Please output the entries that follow exactly, without a single image.

Exercise material:
◆ ◆ ◆

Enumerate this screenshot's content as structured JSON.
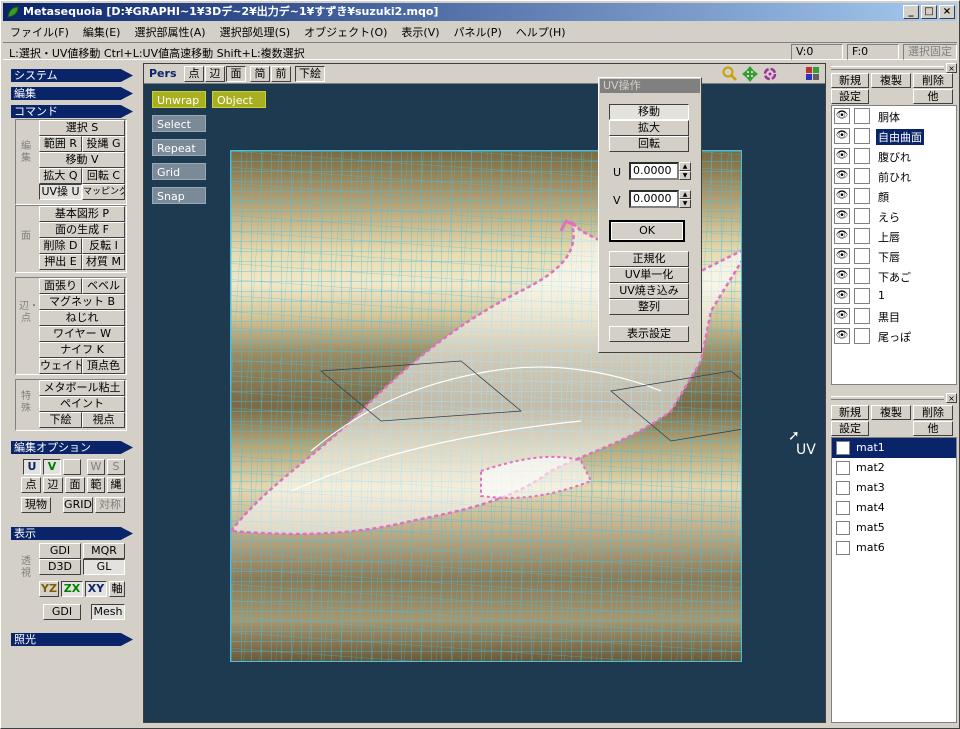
{
  "window": {
    "title": "Metasequoia [D:¥GRAPHI~1¥3Dデ~2¥出力デ~1¥すずき¥suzuki2.mqo]",
    "app_icon": "leaf-icon",
    "minimize": "_",
    "maximize": "□",
    "close": "×"
  },
  "menu": [
    "ファイル(F)",
    "編集(E)",
    "選択部属性(A)",
    "選択部処理(S)",
    "オブジェクト(O)",
    "表示(V)",
    "パネル(P)",
    "ヘルプ(H)"
  ],
  "status": {
    "hint": "L:選択・UV値移動  Ctrl+L:UV値高速移動  Shift+L:複数選択",
    "vertex_count": "V:0",
    "face_count": "F:0",
    "fix_selection": "選択固定"
  },
  "left_panel": {
    "system": "システム",
    "edit": "編集",
    "command": "コマンド",
    "group_edit": "編集",
    "group_face": "面",
    "group_edge": "辺・点",
    "group_special": "特殊",
    "btn_select": "選択 S",
    "btn_range": "範囲 R",
    "btn_lasso": "投縄 G",
    "btn_move": "移動 V",
    "btn_scale": "拡大 Q",
    "btn_rotate": "回転 C",
    "btn_uv": "UV操 U",
    "btn_mapping": "マッピング",
    "btn_primitive": "基本図形 P",
    "btn_create_face": "面の生成 F",
    "btn_delete": "削除 D",
    "btn_flip": "反転 I",
    "btn_extrude": "押出 E",
    "btn_material": "材質 M",
    "btn_stretch": "面張り",
    "btn_bevel": "ベベル",
    "btn_magnet": "マグネット B",
    "btn_twist": "ねじれ",
    "btn_wire": "ワイヤー W",
    "btn_knife": "ナイフ K",
    "btn_weight": "ウェイト",
    "btn_vcolor": "頂点色",
    "btn_metaball": "メタボール粘土",
    "btn_paint": "ペイント",
    "btn_underlay": "下絵",
    "btn_viewpoint": "視点",
    "edit_options": "編集オプション",
    "opt_u": "U",
    "opt_v": "V",
    "opt_w": "W",
    "opt_s": "S",
    "opt_point": "点",
    "opt_edge": "辺",
    "opt_face": "面",
    "opt_range": "範",
    "opt_rope": "縄",
    "opt_current": "現物",
    "opt_grid": "GRID",
    "opt_sym": "対称",
    "display": "表示",
    "disp_transparent": "透視",
    "disp_gdi": "GDI",
    "disp_mqr": "MQR",
    "disp_d3d": "D3D",
    "disp_gl": "GL",
    "disp_yz": "YZ",
    "disp_zx": "ZX",
    "disp_xy": "XY",
    "disp_axis": "軸",
    "disp_gdi2": "GDI",
    "disp_mesh": "Mesh",
    "lighting": "照光"
  },
  "viewport": {
    "pers": "Pers",
    "point": "点",
    "edge": "辺",
    "face": "面",
    "simple": "简",
    "front": "前",
    "underlay": "下絵",
    "zoom_icon": "magnifier-icon",
    "move_icon": "move-arrows-icon",
    "rotate_icon": "rotate-icon",
    "grid_icon": "quad-view-icon",
    "unwrap": "Unwrap",
    "object": "Object",
    "select": "Select",
    "repeat": "Repeat",
    "grid": "Grid",
    "snap": "Snap",
    "uv_label": "UV",
    "colors": {
      "bg": "#1e3a50",
      "wire": "#47c0e0",
      "vertex": "#e070c0",
      "accent": "#a8b020"
    }
  },
  "uv_dialog": {
    "title": "UV操作",
    "move": "移動",
    "scale": "拡大",
    "rotate": "回転",
    "u_label": "U",
    "u_value": "0.0000",
    "v_label": "V",
    "v_value": "0.0000",
    "ok": "OK",
    "normalize": "正規化",
    "uv_unify": "UV単一化",
    "uv_bake": "UV焼き込み",
    "align": "整列",
    "display_settings": "表示設定"
  },
  "object_panel": {
    "new": "新規",
    "dup": "複製",
    "del": "削除",
    "settings": "設定",
    "other": "他",
    "objects": [
      "胴体",
      "自由曲面",
      "腹びれ",
      "前ひれ",
      "顔",
      "えら",
      "上唇",
      "下唇",
      "下あご",
      "1",
      "黒目",
      "尾っぽ"
    ],
    "selected": "自由曲面"
  },
  "material_panel": {
    "new": "新規",
    "dup": "複製",
    "del": "削除",
    "settings": "設定",
    "other": "他",
    "materials": [
      "mat1",
      "mat2",
      "mat3",
      "mat4",
      "mat5",
      "mat6"
    ],
    "selected": "mat1"
  }
}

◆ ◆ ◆

Output for this exercise:
Enumerate this screenshot's content as structured JSON.
{
  "window": {
    "title": "Metasequoia [D:¥GRAPHI~1¥3Dデ~2¥出力デ~1¥すずき¥suzuki2.mqo]",
    "app_icon": "leaf-icon",
    "minimize": "_",
    "maximize": "□",
    "close": "×"
  },
  "menu": [
    "ファイル(F)",
    "編集(E)",
    "選択部属性(A)",
    "選択部処理(S)",
    "オブジェクト(O)",
    "表示(V)",
    "パネル(P)",
    "ヘルプ(H)"
  ],
  "status": {
    "hint": "L:選択・UV値移動  Ctrl+L:UV値高速移動  Shift+L:複数選択",
    "vertex_count": "V:0",
    "face_count": "F:0",
    "fix_selection": "選択固定"
  },
  "left_panel": {
    "system": "システム",
    "edit": "編集",
    "command": "コマンド",
    "group_edit": "編集",
    "group_face": "面",
    "group_edge": "辺・点",
    "group_special": "特殊",
    "btn_select": "選択 S",
    "btn_range": "範囲 R",
    "btn_lasso": "投縄 G",
    "btn_move": "移動 V",
    "btn_scale": "拡大 Q",
    "btn_rotate": "回転 C",
    "btn_uv": "UV操 U",
    "btn_mapping": "マッピング",
    "btn_primitive": "基本図形 P",
    "btn_create_face": "面の生成 F",
    "btn_delete": "削除 D",
    "btn_flip": "反転 I",
    "btn_extrude": "押出 E",
    "btn_material": "材質 M",
    "btn_stretch": "面張り",
    "btn_bevel": "ベベル",
    "btn_magnet": "マグネット B",
    "btn_twist": "ねじれ",
    "btn_wire": "ワイヤー W",
    "btn_knife": "ナイフ K",
    "btn_weight": "ウェイト",
    "btn_vcolor": "頂点色",
    "btn_metaball": "メタボール粘土",
    "btn_paint": "ペイント",
    "btn_underlay": "下絵",
    "btn_viewpoint": "視点",
    "edit_options": "編集オプション",
    "opt_u": "U",
    "opt_v": "V",
    "opt_w": "W",
    "opt_s": "S",
    "opt_point": "点",
    "opt_edge": "辺",
    "opt_face": "面",
    "opt_range": "範",
    "opt_rope": "縄",
    "opt_current": "現物",
    "opt_grid": "GRID",
    "opt_sym": "対称",
    "display": "表示",
    "disp_transparent": "透視",
    "disp_gdi": "GDI",
    "disp_mqr": "MQR",
    "disp_d3d": "D3D",
    "disp_gl": "GL",
    "disp_yz": "YZ",
    "disp_zx": "ZX",
    "disp_xy": "XY",
    "disp_axis": "軸",
    "disp_gdi2": "GDI",
    "disp_mesh": "Mesh",
    "lighting": "照光"
  },
  "viewport": {
    "pers": "Pers",
    "point": "点",
    "edge": "辺",
    "face": "面",
    "simple": "简",
    "front": "前",
    "underlay": "下絵",
    "zoom_icon": "magnifier-icon",
    "move_icon": "move-arrows-icon",
    "rotate_icon": "rotate-icon",
    "grid_icon": "quad-view-icon",
    "unwrap": "Unwrap",
    "object": "Object",
    "select": "Select",
    "repeat": "Repeat",
    "grid": "Grid",
    "snap": "Snap",
    "uv_label": "UV",
    "colors": {
      "bg": "#1e3a50",
      "wire": "#47c0e0",
      "vertex": "#e070c0",
      "accent": "#a8b020"
    }
  },
  "uv_dialog": {
    "title": "UV操作",
    "move": "移動",
    "scale": "拡大",
    "rotate": "回転",
    "u_label": "U",
    "u_value": "0.0000",
    "v_label": "V",
    "v_value": "0.0000",
    "ok": "OK",
    "normalize": "正規化",
    "uv_unify": "UV単一化",
    "uv_bake": "UV焼き込み",
    "align": "整列",
    "display_settings": "表示設定"
  },
  "object_panel": {
    "new": "新規",
    "dup": "複製",
    "del": "削除",
    "settings": "設定",
    "other": "他",
    "objects": [
      "胴体",
      "自由曲面",
      "腹びれ",
      "前ひれ",
      "顔",
      "えら",
      "上唇",
      "下唇",
      "下あご",
      "1",
      "黒目",
      "尾っぽ"
    ],
    "selected": "自由曲面"
  },
  "material_panel": {
    "new": "新規",
    "dup": "複製",
    "del": "削除",
    "settings": "設定",
    "other": "他",
    "materials": [
      "mat1",
      "mat2",
      "mat3",
      "mat4",
      "mat5",
      "mat6"
    ],
    "selected": "mat1"
  }
}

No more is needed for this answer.